  8. I believe for most bowlders or small boats when using dual batteries there is often not a "starter" and a "house" bank or battery. Just two batteries with a dual switch and an ACR. Use one battery to start and run the engine while cruising, switch to the second battery when the engine is off. The ACR charges both when the engine is running regardless of the switch position. That way you do not need to worry about rewiring and separating components from the starter. Makes the install very easy and works great. That is how my 264 came from the factory.
  9. Here is the 2006 owner's manual. As suggested, a boating course and someone to take you out on your boat and explain everything to you is a good idea. http://forum.chaparralboats.com/ownersManuals/2006.pdf
  10. The built in GPS is a Garmin 531 or 541 probably. I don't think there is much of anything in the owner's manual about it. You can get the manual from the Garmin website still, I believe.
  11. Here is 2012, could not find a 2013 for SSI models. http://forum.chaparralboats.com/ownersManuals/2012/2012-SSI-Manual-Updated-6-1-11.pdf Here is your parts guide as well for the 2013 206 SSI: http://www.chaparralboats.com/publications/uploaded_files/partGuides/Sportboat/2013/2013 206 SSI.pdf
  12. It seems Chaparral has decided to stop making available details such as this for newer boats, preferring you deal with your local dealers for information action such as this. Unless a current 307 owner can measure it for you. Are you looking for a new or used trailer? For new, most decent trailer manufacturers will have access to this information and set the trailer up for you. For used, you need to find a good adjustable trailer and just have your dealer or a trailer service shop adjust it for you to specs they will be able to get from Chaparral. Base buying the trailer on overall length, weight capacity and condition, especially condition! Unless you can find a used trailer that was set up for a 307 to begin with, which I think would be hard to find. It too me a year to find a good, used trailer that was not salt ruined or worse. It became a mission to find one in hindsight, I should have bought a new one and saved countless hours of searching, looking, being disappointed, etc.
  13. I have thought about it, but there is really no room on a 264 helm to add another display. And I not mean in the dash, I mean anywhere. I really do not need a separate sonar and GPS anyway. Right now split screen GPS and song on the 541 works great for me. I do not need a dedicated GPS screen, I know Lake Mead extremely well. But dynamic lake level would be a great feature to have, as the lake will go up and down 20-40 feet or more each year. If I could find a good price on a 547xs I would consider going that route, but they are discontinued and ones I have seen for sale are way too high price for something discontinued. And side view sonar would be nice to have, too lol! Really, I think it is because I have had the boat now for 8 years. I love it, and if I had to buy a new boat I would buy the same exact model. I do not need bigger, do not want smaller, have a big block already, etc. And there is not enough new on current 264s to justify doing so for me. Plus I do not like the new tubular arch. So I am looking at what I can do to spruce it up some after 8 years of staring at the same dash .
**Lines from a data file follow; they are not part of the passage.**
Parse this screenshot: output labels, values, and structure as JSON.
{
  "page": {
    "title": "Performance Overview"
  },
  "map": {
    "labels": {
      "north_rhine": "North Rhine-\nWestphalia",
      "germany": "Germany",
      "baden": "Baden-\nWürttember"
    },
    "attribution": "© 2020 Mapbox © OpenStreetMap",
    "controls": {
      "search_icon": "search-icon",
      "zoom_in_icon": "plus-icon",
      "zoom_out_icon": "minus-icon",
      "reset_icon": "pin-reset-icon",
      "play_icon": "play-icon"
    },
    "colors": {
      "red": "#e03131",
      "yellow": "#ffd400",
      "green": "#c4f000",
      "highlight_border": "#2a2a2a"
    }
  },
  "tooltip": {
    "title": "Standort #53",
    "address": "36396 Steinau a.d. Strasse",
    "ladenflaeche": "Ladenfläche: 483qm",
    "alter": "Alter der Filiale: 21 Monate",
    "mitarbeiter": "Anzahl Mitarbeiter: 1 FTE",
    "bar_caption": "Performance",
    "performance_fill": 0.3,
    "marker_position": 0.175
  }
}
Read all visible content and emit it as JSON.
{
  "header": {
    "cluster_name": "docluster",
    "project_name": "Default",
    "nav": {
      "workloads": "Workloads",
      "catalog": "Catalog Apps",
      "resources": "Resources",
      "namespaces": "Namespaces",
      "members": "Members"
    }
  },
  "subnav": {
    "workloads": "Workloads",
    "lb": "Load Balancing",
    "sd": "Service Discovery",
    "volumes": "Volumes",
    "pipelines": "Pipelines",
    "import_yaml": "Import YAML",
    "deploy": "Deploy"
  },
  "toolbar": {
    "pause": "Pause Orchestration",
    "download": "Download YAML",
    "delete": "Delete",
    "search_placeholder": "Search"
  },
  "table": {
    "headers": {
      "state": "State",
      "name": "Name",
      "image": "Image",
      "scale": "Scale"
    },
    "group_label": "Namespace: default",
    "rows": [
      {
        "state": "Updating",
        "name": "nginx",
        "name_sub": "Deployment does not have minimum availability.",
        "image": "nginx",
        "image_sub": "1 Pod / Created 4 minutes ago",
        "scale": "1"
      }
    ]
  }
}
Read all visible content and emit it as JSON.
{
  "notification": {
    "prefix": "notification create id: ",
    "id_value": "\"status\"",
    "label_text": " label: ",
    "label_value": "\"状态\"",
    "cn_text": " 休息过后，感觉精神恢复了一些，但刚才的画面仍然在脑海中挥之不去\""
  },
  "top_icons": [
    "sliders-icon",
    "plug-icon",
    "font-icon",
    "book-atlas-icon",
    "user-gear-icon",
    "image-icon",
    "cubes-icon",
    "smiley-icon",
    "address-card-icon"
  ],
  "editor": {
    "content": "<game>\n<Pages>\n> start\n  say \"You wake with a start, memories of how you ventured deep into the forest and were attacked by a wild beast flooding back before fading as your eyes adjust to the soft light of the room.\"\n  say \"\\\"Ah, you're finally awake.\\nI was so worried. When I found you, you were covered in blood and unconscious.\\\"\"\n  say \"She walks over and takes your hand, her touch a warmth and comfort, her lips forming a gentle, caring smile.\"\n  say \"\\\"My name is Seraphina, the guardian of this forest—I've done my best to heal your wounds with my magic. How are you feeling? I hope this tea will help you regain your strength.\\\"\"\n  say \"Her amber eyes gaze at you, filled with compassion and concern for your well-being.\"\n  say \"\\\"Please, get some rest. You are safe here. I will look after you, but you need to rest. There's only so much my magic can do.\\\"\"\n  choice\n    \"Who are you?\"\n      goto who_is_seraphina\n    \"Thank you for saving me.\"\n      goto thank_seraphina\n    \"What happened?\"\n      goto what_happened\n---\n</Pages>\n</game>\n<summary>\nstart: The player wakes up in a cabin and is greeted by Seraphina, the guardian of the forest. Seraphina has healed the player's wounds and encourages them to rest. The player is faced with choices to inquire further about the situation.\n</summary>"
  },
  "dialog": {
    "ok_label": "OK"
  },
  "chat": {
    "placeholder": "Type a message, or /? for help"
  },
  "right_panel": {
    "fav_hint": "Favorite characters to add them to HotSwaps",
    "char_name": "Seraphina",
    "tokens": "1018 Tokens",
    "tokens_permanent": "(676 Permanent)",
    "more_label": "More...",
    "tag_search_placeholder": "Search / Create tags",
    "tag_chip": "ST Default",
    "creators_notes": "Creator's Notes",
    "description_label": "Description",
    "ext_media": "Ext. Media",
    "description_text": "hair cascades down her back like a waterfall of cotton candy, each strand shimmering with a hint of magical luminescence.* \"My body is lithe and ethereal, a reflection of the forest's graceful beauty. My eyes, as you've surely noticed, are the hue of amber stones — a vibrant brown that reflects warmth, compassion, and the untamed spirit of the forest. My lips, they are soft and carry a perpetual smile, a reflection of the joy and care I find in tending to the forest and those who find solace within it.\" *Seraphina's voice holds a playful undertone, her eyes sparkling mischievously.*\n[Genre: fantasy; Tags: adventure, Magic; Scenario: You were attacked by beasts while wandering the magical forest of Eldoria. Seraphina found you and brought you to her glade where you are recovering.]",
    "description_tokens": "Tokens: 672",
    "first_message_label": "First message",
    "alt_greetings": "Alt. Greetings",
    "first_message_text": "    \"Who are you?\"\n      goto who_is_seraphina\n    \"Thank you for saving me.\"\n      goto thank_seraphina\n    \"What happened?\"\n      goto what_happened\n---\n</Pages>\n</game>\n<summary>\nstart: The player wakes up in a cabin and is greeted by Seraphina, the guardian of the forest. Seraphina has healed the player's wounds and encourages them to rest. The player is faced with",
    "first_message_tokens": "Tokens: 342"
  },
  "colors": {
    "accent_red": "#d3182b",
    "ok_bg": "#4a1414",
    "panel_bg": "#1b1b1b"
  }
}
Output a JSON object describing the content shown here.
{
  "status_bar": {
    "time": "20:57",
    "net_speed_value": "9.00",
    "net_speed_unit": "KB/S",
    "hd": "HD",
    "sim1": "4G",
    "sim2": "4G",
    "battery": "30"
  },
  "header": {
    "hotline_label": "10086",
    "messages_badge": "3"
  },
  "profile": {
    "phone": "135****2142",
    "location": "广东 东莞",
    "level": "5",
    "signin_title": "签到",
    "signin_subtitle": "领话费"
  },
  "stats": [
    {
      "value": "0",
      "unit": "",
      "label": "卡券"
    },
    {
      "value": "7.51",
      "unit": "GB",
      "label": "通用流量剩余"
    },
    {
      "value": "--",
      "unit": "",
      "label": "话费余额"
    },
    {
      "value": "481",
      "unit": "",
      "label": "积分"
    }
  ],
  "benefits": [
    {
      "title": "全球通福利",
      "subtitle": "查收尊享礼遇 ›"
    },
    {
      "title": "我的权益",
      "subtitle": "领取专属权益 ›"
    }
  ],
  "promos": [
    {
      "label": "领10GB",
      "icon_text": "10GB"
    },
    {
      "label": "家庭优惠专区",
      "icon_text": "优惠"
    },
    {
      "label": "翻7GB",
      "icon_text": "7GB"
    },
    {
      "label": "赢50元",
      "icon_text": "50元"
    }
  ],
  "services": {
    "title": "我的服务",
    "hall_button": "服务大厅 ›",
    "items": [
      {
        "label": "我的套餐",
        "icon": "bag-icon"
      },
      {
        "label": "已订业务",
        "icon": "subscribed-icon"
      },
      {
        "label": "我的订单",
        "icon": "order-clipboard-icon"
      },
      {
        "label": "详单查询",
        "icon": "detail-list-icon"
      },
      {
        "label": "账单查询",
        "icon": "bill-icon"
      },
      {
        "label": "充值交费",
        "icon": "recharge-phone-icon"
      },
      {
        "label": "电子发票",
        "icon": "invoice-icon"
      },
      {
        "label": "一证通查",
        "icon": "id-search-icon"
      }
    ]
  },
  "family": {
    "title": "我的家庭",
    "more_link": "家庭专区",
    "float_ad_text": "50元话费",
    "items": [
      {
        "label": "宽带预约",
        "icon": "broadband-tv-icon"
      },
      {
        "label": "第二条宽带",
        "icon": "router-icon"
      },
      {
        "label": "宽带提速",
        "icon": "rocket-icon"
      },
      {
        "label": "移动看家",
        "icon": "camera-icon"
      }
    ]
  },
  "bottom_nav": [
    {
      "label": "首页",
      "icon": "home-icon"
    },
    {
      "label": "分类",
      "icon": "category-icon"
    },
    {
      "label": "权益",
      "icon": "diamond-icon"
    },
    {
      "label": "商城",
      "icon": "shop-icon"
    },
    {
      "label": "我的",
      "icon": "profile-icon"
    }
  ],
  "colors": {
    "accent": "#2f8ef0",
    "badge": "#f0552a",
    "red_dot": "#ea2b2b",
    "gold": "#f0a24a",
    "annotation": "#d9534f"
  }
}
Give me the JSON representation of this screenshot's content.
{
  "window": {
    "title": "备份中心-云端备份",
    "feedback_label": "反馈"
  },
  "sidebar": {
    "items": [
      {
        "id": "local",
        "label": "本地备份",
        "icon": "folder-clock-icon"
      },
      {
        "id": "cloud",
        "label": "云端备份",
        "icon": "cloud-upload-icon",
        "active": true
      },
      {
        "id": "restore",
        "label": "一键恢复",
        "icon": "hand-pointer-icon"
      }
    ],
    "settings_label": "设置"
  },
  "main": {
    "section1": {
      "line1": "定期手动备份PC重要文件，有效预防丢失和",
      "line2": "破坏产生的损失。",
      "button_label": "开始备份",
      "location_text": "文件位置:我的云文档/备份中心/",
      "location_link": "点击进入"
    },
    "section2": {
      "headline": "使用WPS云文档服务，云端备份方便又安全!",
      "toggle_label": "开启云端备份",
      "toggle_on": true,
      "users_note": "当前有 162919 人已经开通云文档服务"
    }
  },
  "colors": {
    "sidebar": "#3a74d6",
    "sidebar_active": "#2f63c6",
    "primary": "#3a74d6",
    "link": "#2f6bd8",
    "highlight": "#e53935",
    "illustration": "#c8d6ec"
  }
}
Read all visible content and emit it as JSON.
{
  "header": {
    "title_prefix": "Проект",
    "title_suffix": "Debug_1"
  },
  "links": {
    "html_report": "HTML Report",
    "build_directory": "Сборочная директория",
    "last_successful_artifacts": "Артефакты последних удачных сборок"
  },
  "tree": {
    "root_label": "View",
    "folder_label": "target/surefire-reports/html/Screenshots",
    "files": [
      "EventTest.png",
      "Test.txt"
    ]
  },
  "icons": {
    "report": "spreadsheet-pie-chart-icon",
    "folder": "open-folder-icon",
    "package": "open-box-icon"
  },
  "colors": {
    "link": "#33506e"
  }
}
  14. Would love to replace the Garmin 541s in my 264 sometime with a 742xs. Just not sure how I would go about it, since the dash would need to be custom made for it to fit. I have toyed with trying to build a new dash with a 742xs and a 4" VesselView and getting rid of all of the original gauges. But again, not sure how to go about it, or at least I have not come to any solid conclusions yet
  15. To the first poster, welcome to the forum and enjoy your new to you boat! There are a ton of people on here with a wealth of experience I am sure will be helpful To the second poster, huh?